━━━━━ Material supplied

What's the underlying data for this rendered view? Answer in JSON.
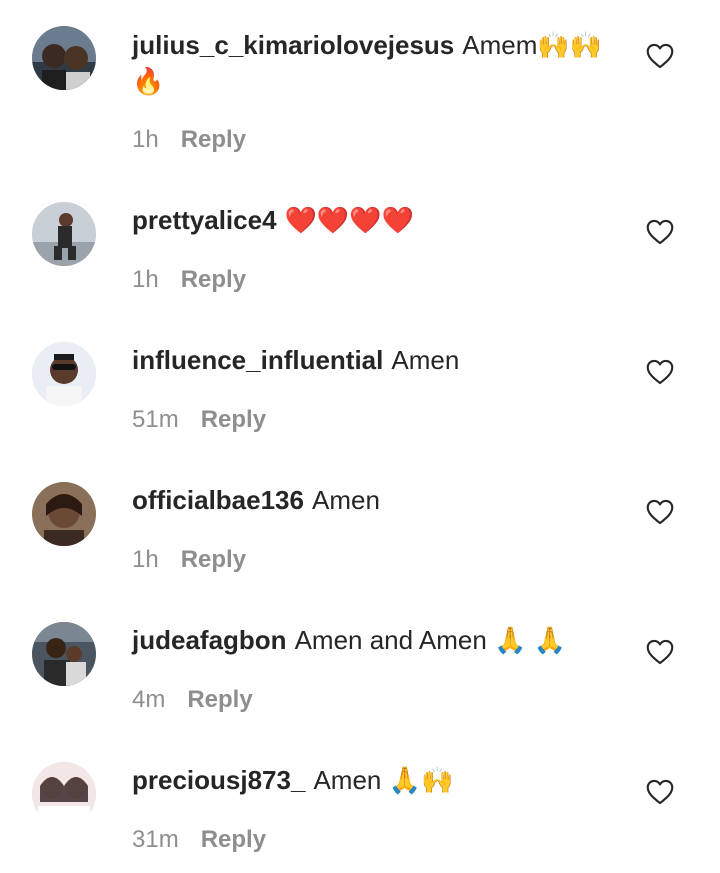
{
  "comments": [
    {
      "username": "julius_c_kimariolovejesus",
      "text": "Amem🙌🙌 🔥",
      "time": "1h",
      "reply_label": "Reply",
      "avatar_colors": [
        "#6b7c8f",
        "#3b2a22"
      ]
    },
    {
      "username": "prettyalice4",
      "text": "❤️❤️❤️❤️",
      "time": "1h",
      "reply_label": "Reply",
      "avatar_colors": [
        "#c9cfd6",
        "#2b2b2b"
      ]
    },
    {
      "username": "influence_influential",
      "text": "Amen",
      "time": "51m",
      "reply_label": "Reply",
      "avatar_colors": [
        "#e8eef3",
        "#5a3a2a"
      ]
    },
    {
      "username": "officialbae136",
      "text": "Amen",
      "time": "1h",
      "reply_label": "Reply",
      "avatar_colors": [
        "#8a6f5a",
        "#2a1a12"
      ]
    },
    {
      "username": "judeafagbon",
      "text": "Amen and Amen 🙏 🙏",
      "time": "4m",
      "reply_label": "Reply",
      "avatar_colors": [
        "#4a5560",
        "#d9d9d9"
      ]
    },
    {
      "username": "preciousj873_",
      "text": "Amen 🙏🙌",
      "time": "31m",
      "reply_label": "Reply",
      "avatar_colors": [
        "#f2e6e6",
        "#3a2a2a"
      ]
    }
  ],
  "icons": {
    "like": "heart-outline-icon"
  },
  "colors": {
    "text": "#262626",
    "secondary": "#8e8e8e"
  }
}
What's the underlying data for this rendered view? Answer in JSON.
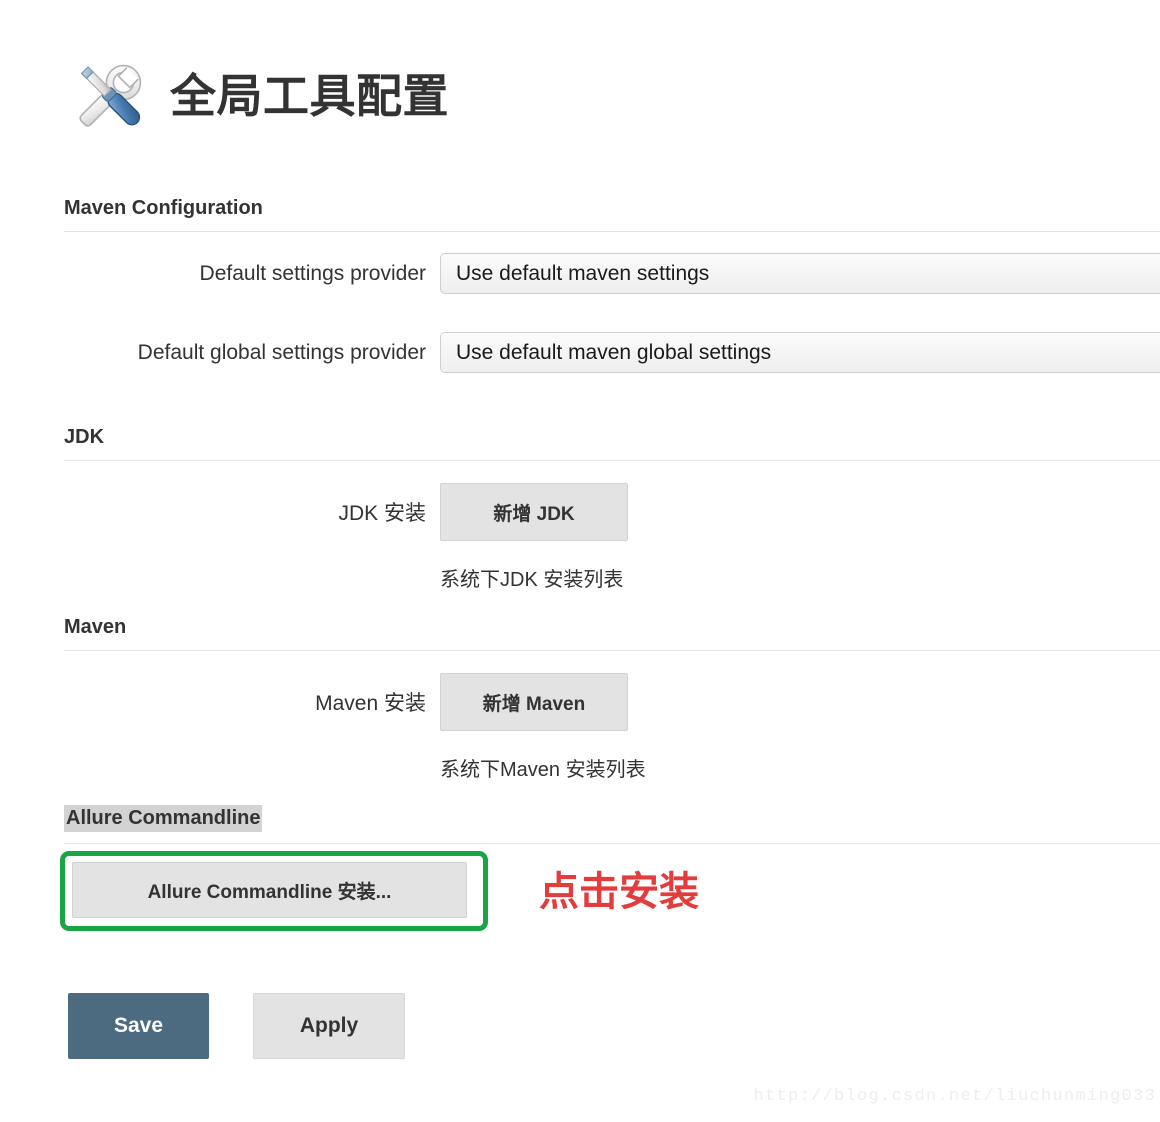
{
  "header": {
    "title": "全局工具配置",
    "icon": "tools-wrench-screwdriver-icon"
  },
  "sections": [
    {
      "heading": "Maven Configuration",
      "rows": [
        {
          "label": "Default settings provider",
          "value": "Use default maven settings"
        },
        {
          "label": "Default global settings provider",
          "value": "Use default maven global settings"
        }
      ]
    },
    {
      "heading": "JDK",
      "row_label": "JDK 安装",
      "button": "新增 JDK",
      "help": "系统下JDK 安装列表"
    },
    {
      "heading": "Maven",
      "row_label": "Maven 安装",
      "button": "新增 Maven",
      "help": "系统下Maven 安装列表"
    },
    {
      "heading": "Allure Commandline",
      "button": "Allure Commandline 安装..."
    }
  ],
  "annotation": {
    "text": "点击安装",
    "box_color": "#1aa544",
    "text_color": "#e33c3c"
  },
  "actions": {
    "save_label": "Save",
    "apply_label": "Apply",
    "save_color": "#4c6a80"
  },
  "watermark": "http://blog.csdn.net/liuchunming033"
}
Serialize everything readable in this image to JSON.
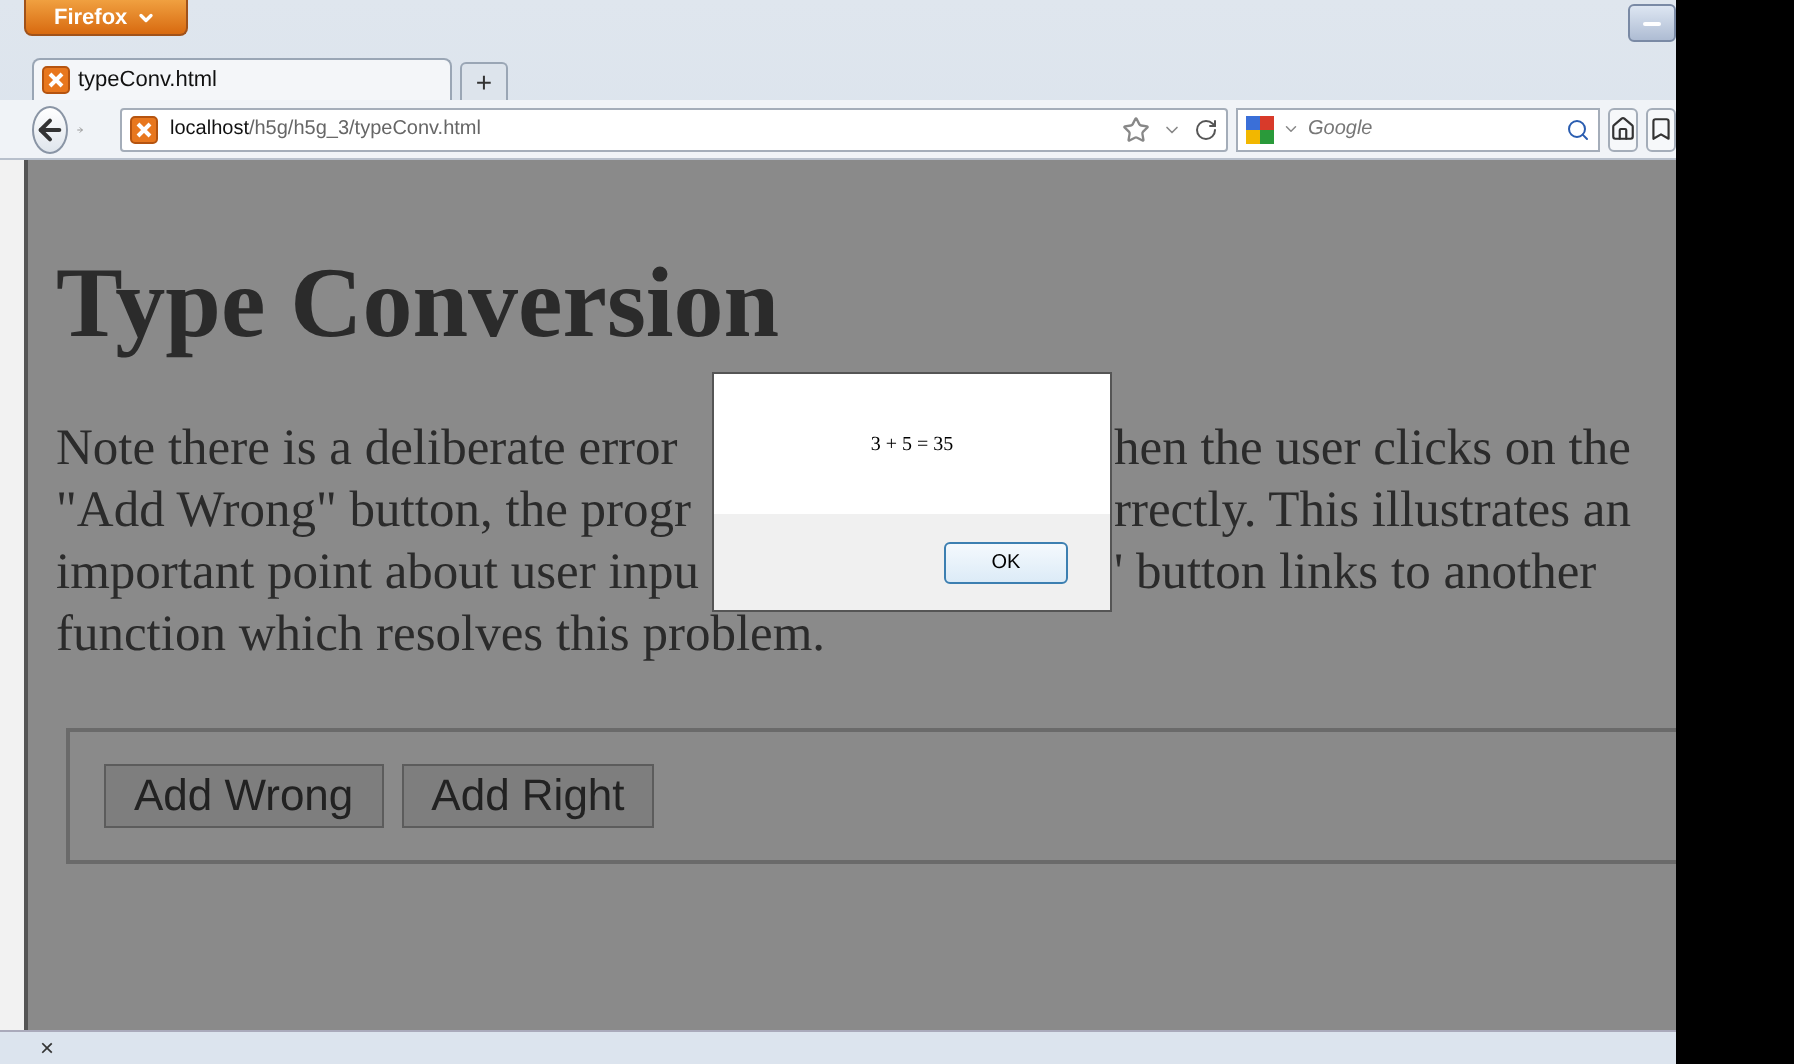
{
  "browser": {
    "app_button": "Firefox",
    "tab": {
      "title": "typeConv.html",
      "selected": true
    },
    "new_tab": "+",
    "address": {
      "host": "localhost",
      "path": "/h5g/h5g_3/typeConv.html"
    },
    "search": {
      "placeholder": "Google"
    }
  },
  "page": {
    "heading": "Type Conversion",
    "paragraph_lines": [
      {
        "left": "Note there is a deliberate error",
        "right": "hen the user clicks on the"
      },
      {
        "left": "\"Add Wrong\" button, the progr",
        "right": "rrectly. This illustrates an"
      },
      {
        "left": "important point about user inpu",
        "right": "' button links to another"
      },
      {
        "left": "function which resolves this problem."
      }
    ],
    "buttons": [
      "Add Wrong",
      "Add Right"
    ]
  },
  "dialog": {
    "message": "3 + 5 = 35",
    "button": "OK"
  },
  "status_bar": {
    "close": "×"
  }
}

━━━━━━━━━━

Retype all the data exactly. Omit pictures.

What's the underlying data for this rendered view? Answer in JSON.
{
  "comments": [
    {
      "username": "julius_c_kimariolovejesus",
      "text": "Amem🙌🙌 🔥",
      "time": "1h",
      "reply_label": "Reply",
      "avatar_colors": [
        "#6b7c8f",
        "#3b2a22"
      ]
    },
    {
      "username": "prettyalice4",
      "text": "❤️❤️❤️❤️",
      "time": "1h",
      "reply_label": "Reply",
      "avatar_colors": [
        "#c9cfd6",
        "#2b2b2b"
      ]
    },
    {
      "username": "influence_influential",
      "text": "Amen",
      "time": "51m",
      "reply_label": "Reply",
      "avatar_colors": [
        "#e8eef3",
        "#5a3a2a"
      ]
    },
    {
      "username": "officialbae136",
      "text": "Amen",
      "time": "1h",
      "reply_label": "Reply",
      "avatar_colors": [
        "#8a6f5a",
        "#2a1a12"
      ]
    },
    {
      "username": "judeafagbon",
      "text": "Amen and Amen 🙏 🙏",
      "time": "4m",
      "reply_label": "Reply",
      "avatar_colors": [
        "#4a5560",
        "#d9d9d9"
      ]
    },
    {
      "username": "preciousj873_",
      "text": "Amen 🙏🙌",
      "time": "31m",
      "reply_label": "Reply",
      "avatar_colors": [
        "#f2e6e6",
        "#3a2a2a"
      ]
    }
  ],
  "icons": {
    "like": "heart-outline-icon"
  },
  "colors": {
    "text": "#262626",
    "secondary": "#8e8e8e"
  }
}
What's the underlying data for this rendered view? Answer in JSON.
{
  "header": {
    "title": "全局工具配置",
    "icon": "tools-wrench-screwdriver-icon"
  },
  "sections": [
    {
      "heading": "Maven Configuration",
      "rows": [
        {
          "label": "Default settings provider",
          "value": "Use default maven settings"
        },
        {
          "label": "Default global settings provider",
          "value": "Use default maven global settings"
        }
      ]
    },
    {
      "heading": "JDK",
      "row_label": "JDK 安装",
      "button": "新增 JDK",
      "help": "系统下JDK 安装列表"
    },
    {
      "heading": "Maven",
      "row_label": "Maven 安装",
      "button": "新增 Maven",
      "help": "系统下Maven 安装列表"
    },
    {
      "heading": "Allure Commandline",
      "button": "Allure Commandline 安装..."
    }
  ],
  "annotation": {
    "text": "点击安装",
    "box_color": "#1aa544",
    "text_color": "#e33c3c"
  },
  "actions": {
    "save_label": "Save",
    "apply_label": "Apply",
    "save_color": "#4c6a80"
  },
  "watermark": "http://blog.csdn.net/liuchunming033"
}
Serialize everything readable in this image to JSON.
{
  "browser": {
    "app_button": "Firefox",
    "tab": {
      "title": "typeConv.html",
      "selected": true
    },
    "new_tab": "+",
    "address": {
      "host": "localhost",
      "path": "/h5g/h5g_3/typeConv.html"
    },
    "search": {
      "placeholder": "Google"
    }
  },
  "page": {
    "heading": "Type Conversion",
    "paragraph_lines": [
      {
        "left": "Note there is a deliberate error",
        "right": "hen the user clicks on the"
      },
      {
        "left": "\"Add Wrong\" button, the progr",
        "right": "rrectly. This illustrates an"
      },
      {
        "left": "important point about user inpu",
        "right": "' button links to another"
      },
      {
        "left": "function which resolves this problem."
      }
    ],
    "buttons": [
      "Add Wrong",
      "Add Right"
    ]
  },
  "dialog": {
    "message": "3 + 5 = 35",
    "button": "OK"
  },
  "status_bar": {
    "close": "×"
  }
}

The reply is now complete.